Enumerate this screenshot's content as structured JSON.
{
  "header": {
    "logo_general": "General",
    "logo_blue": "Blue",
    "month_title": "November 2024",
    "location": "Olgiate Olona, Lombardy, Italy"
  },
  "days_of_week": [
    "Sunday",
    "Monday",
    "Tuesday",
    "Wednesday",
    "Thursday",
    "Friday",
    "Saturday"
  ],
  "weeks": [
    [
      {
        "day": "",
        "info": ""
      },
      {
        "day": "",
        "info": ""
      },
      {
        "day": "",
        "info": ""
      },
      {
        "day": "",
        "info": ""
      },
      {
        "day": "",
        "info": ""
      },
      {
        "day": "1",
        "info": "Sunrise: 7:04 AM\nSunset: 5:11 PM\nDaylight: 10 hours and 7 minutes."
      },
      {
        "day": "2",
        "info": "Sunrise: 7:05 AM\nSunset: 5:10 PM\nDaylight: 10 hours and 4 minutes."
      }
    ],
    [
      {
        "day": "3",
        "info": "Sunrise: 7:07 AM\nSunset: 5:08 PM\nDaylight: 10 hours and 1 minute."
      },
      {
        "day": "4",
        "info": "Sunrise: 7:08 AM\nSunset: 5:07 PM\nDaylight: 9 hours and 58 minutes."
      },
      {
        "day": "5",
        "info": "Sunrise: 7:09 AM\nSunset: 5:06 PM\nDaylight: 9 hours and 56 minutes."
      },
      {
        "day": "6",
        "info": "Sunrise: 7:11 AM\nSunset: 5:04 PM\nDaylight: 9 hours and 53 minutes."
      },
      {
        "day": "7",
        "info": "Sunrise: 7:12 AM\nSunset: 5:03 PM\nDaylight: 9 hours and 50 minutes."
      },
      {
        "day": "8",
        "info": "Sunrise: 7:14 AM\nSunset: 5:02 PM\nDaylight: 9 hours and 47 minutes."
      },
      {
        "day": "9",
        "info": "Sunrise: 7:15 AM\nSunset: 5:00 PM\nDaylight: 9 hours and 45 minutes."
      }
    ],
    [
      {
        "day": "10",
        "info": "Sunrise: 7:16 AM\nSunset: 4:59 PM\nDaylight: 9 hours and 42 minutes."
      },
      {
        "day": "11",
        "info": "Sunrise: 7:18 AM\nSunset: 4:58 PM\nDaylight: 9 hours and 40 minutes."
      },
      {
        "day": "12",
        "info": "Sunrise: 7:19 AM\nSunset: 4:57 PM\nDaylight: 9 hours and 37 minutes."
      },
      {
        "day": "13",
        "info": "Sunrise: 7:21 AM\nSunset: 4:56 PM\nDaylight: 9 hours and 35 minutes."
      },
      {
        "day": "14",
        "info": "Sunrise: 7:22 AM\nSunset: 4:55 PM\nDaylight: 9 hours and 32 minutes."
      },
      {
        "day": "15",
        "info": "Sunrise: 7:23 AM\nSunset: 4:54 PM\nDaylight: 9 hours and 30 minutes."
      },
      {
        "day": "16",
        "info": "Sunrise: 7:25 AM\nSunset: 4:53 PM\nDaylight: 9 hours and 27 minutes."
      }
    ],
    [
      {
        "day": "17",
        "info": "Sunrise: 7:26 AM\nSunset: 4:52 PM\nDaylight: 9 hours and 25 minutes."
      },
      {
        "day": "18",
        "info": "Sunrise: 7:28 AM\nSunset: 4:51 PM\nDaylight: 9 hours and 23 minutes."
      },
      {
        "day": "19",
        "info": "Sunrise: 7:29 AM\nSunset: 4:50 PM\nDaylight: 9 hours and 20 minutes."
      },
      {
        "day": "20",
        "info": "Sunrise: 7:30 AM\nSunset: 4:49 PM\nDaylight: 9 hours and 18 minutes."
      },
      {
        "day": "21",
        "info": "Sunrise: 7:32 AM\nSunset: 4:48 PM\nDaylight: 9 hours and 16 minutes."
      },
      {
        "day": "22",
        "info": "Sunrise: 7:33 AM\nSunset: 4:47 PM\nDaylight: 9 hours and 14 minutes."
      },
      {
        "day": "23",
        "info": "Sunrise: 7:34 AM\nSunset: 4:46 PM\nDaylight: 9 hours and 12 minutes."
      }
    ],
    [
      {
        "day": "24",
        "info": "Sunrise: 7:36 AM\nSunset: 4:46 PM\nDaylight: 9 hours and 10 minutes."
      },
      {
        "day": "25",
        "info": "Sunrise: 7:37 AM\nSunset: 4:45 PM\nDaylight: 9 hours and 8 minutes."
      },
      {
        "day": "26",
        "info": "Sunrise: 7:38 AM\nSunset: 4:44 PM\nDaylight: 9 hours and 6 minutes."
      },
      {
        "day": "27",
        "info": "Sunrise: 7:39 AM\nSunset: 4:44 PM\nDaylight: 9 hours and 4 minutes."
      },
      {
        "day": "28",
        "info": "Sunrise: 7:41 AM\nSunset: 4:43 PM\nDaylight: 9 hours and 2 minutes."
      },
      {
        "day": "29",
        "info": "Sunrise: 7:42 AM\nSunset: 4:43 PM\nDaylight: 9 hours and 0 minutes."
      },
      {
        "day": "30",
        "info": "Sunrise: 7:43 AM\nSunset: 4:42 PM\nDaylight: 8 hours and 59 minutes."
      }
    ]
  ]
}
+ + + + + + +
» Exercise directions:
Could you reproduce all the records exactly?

» Reply to the task:
Enumerate this screenshot's content as structured JSON.
{
  "header": {
    "logo_general": "General",
    "logo_blue": "Blue",
    "month_title": "November 2024",
    "location": "Olgiate Olona, Lombardy, Italy"
  },
  "days_of_week": [
    "Sunday",
    "Monday",
    "Tuesday",
    "Wednesday",
    "Thursday",
    "Friday",
    "Saturday"
  ],
  "weeks": [
    [
      {
        "day": "",
        "info": ""
      },
      {
        "day": "",
        "info": ""
      },
      {
        "day": "",
        "info": ""
      },
      {
        "day": "",
        "info": ""
      },
      {
        "day": "",
        "info": ""
      },
      {
        "day": "1",
        "info": "Sunrise: 7:04 AM\nSunset: 5:11 PM\nDaylight: 10 hours and 7 minutes."
      },
      {
        "day": "2",
        "info": "Sunrise: 7:05 AM\nSunset: 5:10 PM\nDaylight: 10 hours and 4 minutes."
      }
    ],
    [
      {
        "day": "3",
        "info": "Sunrise: 7:07 AM\nSunset: 5:08 PM\nDaylight: 10 hours and 1 minute."
      },
      {
        "day": "4",
        "info": "Sunrise: 7:08 AM\nSunset: 5:07 PM\nDaylight: 9 hours and 58 minutes."
      },
      {
        "day": "5",
        "info": "Sunrise: 7:09 AM\nSunset: 5:06 PM\nDaylight: 9 hours and 56 minutes."
      },
      {
        "day": "6",
        "info": "Sunrise: 7:11 AM\nSunset: 5:04 PM\nDaylight: 9 hours and 53 minutes."
      },
      {
        "day": "7",
        "info": "Sunrise: 7:12 AM\nSunset: 5:03 PM\nDaylight: 9 hours and 50 minutes."
      },
      {
        "day": "8",
        "info": "Sunrise: 7:14 AM\nSunset: 5:02 PM\nDaylight: 9 hours and 47 minutes."
      },
      {
        "day": "9",
        "info": "Sunrise: 7:15 AM\nSunset: 5:00 PM\nDaylight: 9 hours and 45 minutes."
      }
    ],
    [
      {
        "day": "10",
        "info": "Sunrise: 7:16 AM\nSunset: 4:59 PM\nDaylight: 9 hours and 42 minutes."
      },
      {
        "day": "11",
        "info": "Sunrise: 7:18 AM\nSunset: 4:58 PM\nDaylight: 9 hours and 40 minutes."
      },
      {
        "day": "12",
        "info": "Sunrise: 7:19 AM\nSunset: 4:57 PM\nDaylight: 9 hours and 37 minutes."
      },
      {
        "day": "13",
        "info": "Sunrise: 7:21 AM\nSunset: 4:56 PM\nDaylight: 9 hours and 35 minutes."
      },
      {
        "day": "14",
        "info": "Sunrise: 7:22 AM\nSunset: 4:55 PM\nDaylight: 9 hours and 32 minutes."
      },
      {
        "day": "15",
        "info": "Sunrise: 7:23 AM\nSunset: 4:54 PM\nDaylight: 9 hours and 30 minutes."
      },
      {
        "day": "16",
        "info": "Sunrise: 7:25 AM\nSunset: 4:53 PM\nDaylight: 9 hours and 27 minutes."
      }
    ],
    [
      {
        "day": "17",
        "info": "Sunrise: 7:26 AM\nSunset: 4:52 PM\nDaylight: 9 hours and 25 minutes."
      },
      {
        "day": "18",
        "info": "Sunrise: 7:28 AM\nSunset: 4:51 PM\nDaylight: 9 hours and 23 minutes."
      },
      {
        "day": "19",
        "info": "Sunrise: 7:29 AM\nSunset: 4:50 PM\nDaylight: 9 hours and 20 minutes."
      },
      {
        "day": "20",
        "info": "Sunrise: 7:30 AM\nSunset: 4:49 PM\nDaylight: 9 hours and 18 minutes."
      },
      {
        "day": "21",
        "info": "Sunrise: 7:32 AM\nSunset: 4:48 PM\nDaylight: 9 hours and 16 minutes."
      },
      {
        "day": "22",
        "info": "Sunrise: 7:33 AM\nSunset: 4:47 PM\nDaylight: 9 hours and 14 minutes."
      },
      {
        "day": "23",
        "info": "Sunrise: 7:34 AM\nSunset: 4:46 PM\nDaylight: 9 hours and 12 minutes."
      }
    ],
    [
      {
        "day": "24",
        "info": "Sunrise: 7:36 AM\nSunset: 4:46 PM\nDaylight: 9 hours and 10 minutes."
      },
      {
        "day": "25",
        "info": "Sunrise: 7:37 AM\nSunset: 4:45 PM\nDaylight: 9 hours and 8 minutes."
      },
      {
        "day": "26",
        "info": "Sunrise: 7:38 AM\nSunset: 4:44 PM\nDaylight: 9 hours and 6 minutes."
      },
      {
        "day": "27",
        "info": "Sunrise: 7:39 AM\nSunset: 4:44 PM\nDaylight: 9 hours and 4 minutes."
      },
      {
        "day": "28",
        "info": "Sunrise: 7:41 AM\nSunset: 4:43 PM\nDaylight: 9 hours and 2 minutes."
      },
      {
        "day": "29",
        "info": "Sunrise: 7:42 AM\nSunset: 4:43 PM\nDaylight: 9 hours and 0 minutes."
      },
      {
        "day": "30",
        "info": "Sunrise: 7:43 AM\nSunset: 4:42 PM\nDaylight: 8 hours and 59 minutes."
      }
    ]
  ]
}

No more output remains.